While much has been discussed on how social media has democratised information and empowered the consumer, the opportunity and disruption to the workforce is a lesser discussed forum.
LinkedIn has made significant changes to its platform over recent years to focus more on content and enabling connections around content out in the open, versus just allowing professionals to connect and message privately. It creates an immense opportunity for thought leadership at scale, but with that comes risk and responsibility to individuals and institutions.
However, marketers from Netflix and PSB Academy believe the opportunity is too good to miss and sat down with The Drum to share lessons on how they are making the platform work for them. In fact, they made the platform work so well for them that Linkedin awarded them Power Profile status for 2017 in Singapore.
Honesty was a key theme for success on LinkedIn. Dipashree Das, partner marketing lead for Southeast Asia and India at Netflix, said a key driver for being on the platform was the belief that business leaders had to be more honest about struggles. She likened using LinkedIn to the same passion for speaking on stage at conferences.
She said she first started using the platform the most at her previous job at Singtel: “In Singtel it was also where I started speaking at a lot of conferences, because I’m very passionate about two things: one is marketing and media and anything to do with television or content and the second is that I really think there is merit in being honest with our struggles and what we have learnt, especially for women.”
Marcus Loh, VP of marketing and corporate communication at PSB Academy, gave the example of LinkedIn itself, as an example of where a CEO has used a social channel for honesty and it helped with bottom line financial results.
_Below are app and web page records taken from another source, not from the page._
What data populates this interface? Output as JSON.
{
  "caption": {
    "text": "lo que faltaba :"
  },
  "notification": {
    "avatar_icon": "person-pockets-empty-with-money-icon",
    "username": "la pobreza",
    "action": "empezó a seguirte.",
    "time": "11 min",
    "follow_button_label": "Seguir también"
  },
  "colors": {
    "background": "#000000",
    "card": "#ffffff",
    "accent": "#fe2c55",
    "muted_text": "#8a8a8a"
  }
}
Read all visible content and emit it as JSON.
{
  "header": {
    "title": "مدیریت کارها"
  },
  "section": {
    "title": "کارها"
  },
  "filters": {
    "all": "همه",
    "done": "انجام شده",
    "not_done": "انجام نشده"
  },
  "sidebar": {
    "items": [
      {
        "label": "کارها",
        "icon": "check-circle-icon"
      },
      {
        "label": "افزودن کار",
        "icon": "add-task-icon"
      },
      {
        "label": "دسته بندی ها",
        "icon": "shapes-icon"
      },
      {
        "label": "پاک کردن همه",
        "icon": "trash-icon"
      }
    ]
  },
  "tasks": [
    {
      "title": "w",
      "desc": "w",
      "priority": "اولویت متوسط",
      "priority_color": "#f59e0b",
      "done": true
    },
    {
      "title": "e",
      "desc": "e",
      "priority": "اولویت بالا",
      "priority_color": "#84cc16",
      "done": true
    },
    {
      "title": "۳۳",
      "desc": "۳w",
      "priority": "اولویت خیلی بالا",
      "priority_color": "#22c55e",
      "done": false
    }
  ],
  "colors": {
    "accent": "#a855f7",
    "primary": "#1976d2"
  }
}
“I also admire LinkedIn’s CEO Jeff Weiner. The LinkedIn stock took quite a beating [over a year ago]. I think he put out his position very strongly, he addressed it and he even said ‘we don’t want you to experience that much of a loss, we are willing to compensate you’ and so on and so forth, and ensured the staff was paid. I thought that was an example that many CEOs could follow. I have experience with another friend of mine, a friend of friend, whose CEO decided not to do anything at all when their stock took a beating,” he explained.
However, for Das, sharing and being honest is something that comes natural and the want to share with others is something that people will see as authentic, not forced.
“I think I’ve been accused of being too honest on social media platforms. I share quite a bit. Every role that I’ve been on has been an exciting journey, and it’s all part of a longer plan. I like sharing bits of that journey with people, to see their reaction,” she said.
Similarly, Loh argued that not all business leaders were natural public figures.
“I don’t think all business leaders are necessarily thought leaders and many of them unfortunately come across as mouthpieces. When that’s the case, you don’t have much to actually share. LinkedIn is a social channel that forces people to be authentic and it scraps away the pomp and pageantry. If you genuinely aren’t that kind of person to share and have those thoughts, it’s going to be quite difficult. It becomes a liability to the corporate brand more than an asset or extension to the corporate brand,” he said.
Another element to authenticity is that the use of the platform isn’t a one-sided action. Marketers and business leaders need to give back to the community, according to Loh and Das.
“What I would like to start doing more of is posts that you can read on the go and perhaps take one thing away from it. Let’s say if you’re in a negotiation, and let’s say that’s one of my worst strengths, like most other people, what is the one thing probably you should tell yourself before going into that negotiation? [Sharing with LinkedIn users] two or three things which I learnt in a value negotiation workshop that I can help with,” Das explained.
No one owes you a favour
However, the kindness of sharing shouldn’t be taken as a given and learning how to approach people for help is another key skill for LinkedIn.
“I have ton of people writing to me every day with ‘Can you help me with this?’. Is that really the right way to approach someone you don’t know?” Das asked, “They don’t owe you a recommendation, they don’t know you. Recommending you is putting themselves on the line and vouching for you. Is that really what you expect someone who doesn’t know you to do for you? What you really want is that person to advise you, and I’m more than happy to pick up the phone and talk to you if you’re new to Singapore, interested in a certain job, what your approach should be. That is what I think a lot of people miss.”
To see the full list of 2017 Power Profiles for Singapore, visit the LinkedIn website.